ARNOLD, EVE (1913– ), U.S. photographer. The first woman to be a member of the prestigious Magnum Photo Agency, Arnold was born in Philadelphia to Russian immigrants (her father, William Cohen, was a rabbi) and took up photography in 1946 after working at a photo-finishing plant in New York City. Her first picture was of a Bowery bum on the New York waterfront "sleeping off his excesses," she said. In 1948, she married Arnold Arnold, an industrial designer, and gave birth to their son, Frank. Arnold began her professional career while living on Long Island, near New York, in the 1950s. "People would come out to Long Island for me to photograph them on the beach," she recalled in an interview. "I took a series of Marilyn Monroe standing among the bulrushes. She was a beginning starlet and had seen photographs I'd done of Marlene Dietrich." She photographed Monroe in six formal sessions over a ten-year period. "Unschooled, clever, intuitive, very smart, she exuded fun and joy, and then as the years went by she became sad, withdrawn, and unhappy." Her pictures of movie stars and celebrities caught off guard resulted in memorable images: a slouchy Dietrich in a recording studio, Paul *Newman glued to a lecture at the Actors Studio, a 50-plus Joan Crawford in the nude, all shot in black and white. These photographs changed the nature of Hollywood photography from formal to informal and set the tone for the celebrity photos now common.
During that period, Arnold also photographed the first five minutes of a baby's life for Life magazine. "I photographed birth around the world, the last place Tibet. I photographed more deliveries than most doctors have delivered babies." She said the personal tragedy of losing a child had led her to this subject. "The only way I could lay that pain to rest was by going to the source."

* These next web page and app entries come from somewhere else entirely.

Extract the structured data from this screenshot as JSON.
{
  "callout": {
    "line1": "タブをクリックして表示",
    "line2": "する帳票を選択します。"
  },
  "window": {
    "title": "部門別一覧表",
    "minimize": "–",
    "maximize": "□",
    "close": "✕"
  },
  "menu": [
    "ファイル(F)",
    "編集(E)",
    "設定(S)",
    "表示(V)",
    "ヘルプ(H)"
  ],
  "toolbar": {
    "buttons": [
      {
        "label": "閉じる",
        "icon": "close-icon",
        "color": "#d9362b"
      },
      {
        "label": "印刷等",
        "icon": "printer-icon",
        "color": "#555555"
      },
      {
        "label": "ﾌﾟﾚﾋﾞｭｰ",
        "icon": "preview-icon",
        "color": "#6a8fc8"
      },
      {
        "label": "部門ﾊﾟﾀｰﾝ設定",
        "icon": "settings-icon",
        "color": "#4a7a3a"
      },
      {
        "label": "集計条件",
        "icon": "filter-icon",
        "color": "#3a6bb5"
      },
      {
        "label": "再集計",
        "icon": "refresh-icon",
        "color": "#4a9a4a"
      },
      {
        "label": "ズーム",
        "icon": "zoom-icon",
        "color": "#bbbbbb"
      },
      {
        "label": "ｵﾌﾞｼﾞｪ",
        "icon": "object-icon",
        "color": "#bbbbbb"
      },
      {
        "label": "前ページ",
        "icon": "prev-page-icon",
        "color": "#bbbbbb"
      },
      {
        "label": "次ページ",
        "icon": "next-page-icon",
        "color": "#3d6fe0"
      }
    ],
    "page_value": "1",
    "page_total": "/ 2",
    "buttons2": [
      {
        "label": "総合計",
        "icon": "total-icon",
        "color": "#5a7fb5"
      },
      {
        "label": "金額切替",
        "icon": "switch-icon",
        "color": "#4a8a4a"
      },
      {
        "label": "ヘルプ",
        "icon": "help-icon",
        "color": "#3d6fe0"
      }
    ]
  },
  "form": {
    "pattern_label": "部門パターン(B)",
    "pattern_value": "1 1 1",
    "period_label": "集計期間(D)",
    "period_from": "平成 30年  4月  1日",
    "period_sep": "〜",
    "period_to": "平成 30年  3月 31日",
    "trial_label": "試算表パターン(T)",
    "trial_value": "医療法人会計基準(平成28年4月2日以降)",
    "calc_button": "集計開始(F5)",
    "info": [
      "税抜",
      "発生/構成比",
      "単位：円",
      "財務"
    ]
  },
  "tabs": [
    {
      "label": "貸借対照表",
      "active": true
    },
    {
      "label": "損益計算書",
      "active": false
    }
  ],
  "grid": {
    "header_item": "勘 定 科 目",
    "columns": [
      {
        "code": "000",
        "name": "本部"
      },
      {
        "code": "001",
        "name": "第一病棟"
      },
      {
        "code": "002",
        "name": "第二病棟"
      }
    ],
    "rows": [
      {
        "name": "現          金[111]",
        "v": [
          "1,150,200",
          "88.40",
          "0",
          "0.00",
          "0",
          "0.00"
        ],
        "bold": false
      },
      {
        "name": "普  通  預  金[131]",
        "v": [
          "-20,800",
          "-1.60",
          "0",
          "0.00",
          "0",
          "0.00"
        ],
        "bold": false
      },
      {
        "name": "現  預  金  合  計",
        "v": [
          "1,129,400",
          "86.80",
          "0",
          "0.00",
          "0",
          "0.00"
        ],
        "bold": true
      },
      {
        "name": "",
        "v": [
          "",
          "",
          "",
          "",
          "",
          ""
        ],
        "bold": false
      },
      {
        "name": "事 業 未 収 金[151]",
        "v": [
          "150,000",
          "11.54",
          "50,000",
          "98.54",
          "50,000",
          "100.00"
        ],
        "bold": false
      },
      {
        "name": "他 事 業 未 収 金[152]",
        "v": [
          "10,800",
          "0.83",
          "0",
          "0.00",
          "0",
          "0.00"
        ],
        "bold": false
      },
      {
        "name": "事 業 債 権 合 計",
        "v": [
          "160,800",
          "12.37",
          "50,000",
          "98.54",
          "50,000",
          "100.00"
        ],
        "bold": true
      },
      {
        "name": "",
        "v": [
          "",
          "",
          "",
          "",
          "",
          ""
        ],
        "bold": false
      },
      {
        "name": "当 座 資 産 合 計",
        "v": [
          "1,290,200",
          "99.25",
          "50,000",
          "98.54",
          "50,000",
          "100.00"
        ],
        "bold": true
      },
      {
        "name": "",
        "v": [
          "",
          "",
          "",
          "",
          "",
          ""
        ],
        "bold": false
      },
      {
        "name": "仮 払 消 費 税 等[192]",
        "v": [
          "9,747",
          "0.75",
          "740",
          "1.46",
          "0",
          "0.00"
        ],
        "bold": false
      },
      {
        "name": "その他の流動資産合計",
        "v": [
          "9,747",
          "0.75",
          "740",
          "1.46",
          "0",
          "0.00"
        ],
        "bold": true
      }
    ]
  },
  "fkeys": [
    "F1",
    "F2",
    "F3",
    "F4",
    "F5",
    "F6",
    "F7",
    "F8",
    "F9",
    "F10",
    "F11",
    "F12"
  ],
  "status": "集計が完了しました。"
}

Arnold became best known for her intimate photographs of Monroe on the set of the 1961 film The Misfits, which was written for her by her husband Arthur *Miller. The photographs, preserved in more than 200 contact sheets, are considered classics both for the photography and the emotion portrayed between Monroe and her husband. Arnold also photographed Malcolm X in Harlem in the early 1950s, seedy life in pre-Castro Cuba, and the dreadful life inside an insane asylum in Haiti. She additionally took candid shots of Senator Joseph R. McCarthy and Roy Cohn in their hearing room in 1954 as well as stark images of Khrushchev's Soviet Union. She was one of the first photojournalists to work in color, and she made lavish images of mainland China in the 1970s.
In 1962, Arnold moved to London to enroll her son at the boarding school where her husband had studied. The marriage fell apart, and Arnold lived in London and continued to photograph in places mostly closed to the rest of the world. She published 12 books and her work is included in most major museum collections. Her many honors include the Lifetime Achievement Award from the American Society of Magazine Photographers in 1980. In 1995, she was made a fellow of the Royal Photographic Society and was elected Master Photographer, the world's most prestigious photographic honor, by New York's International Center of Photography.
[Stewart Kampel (2nd ed.)]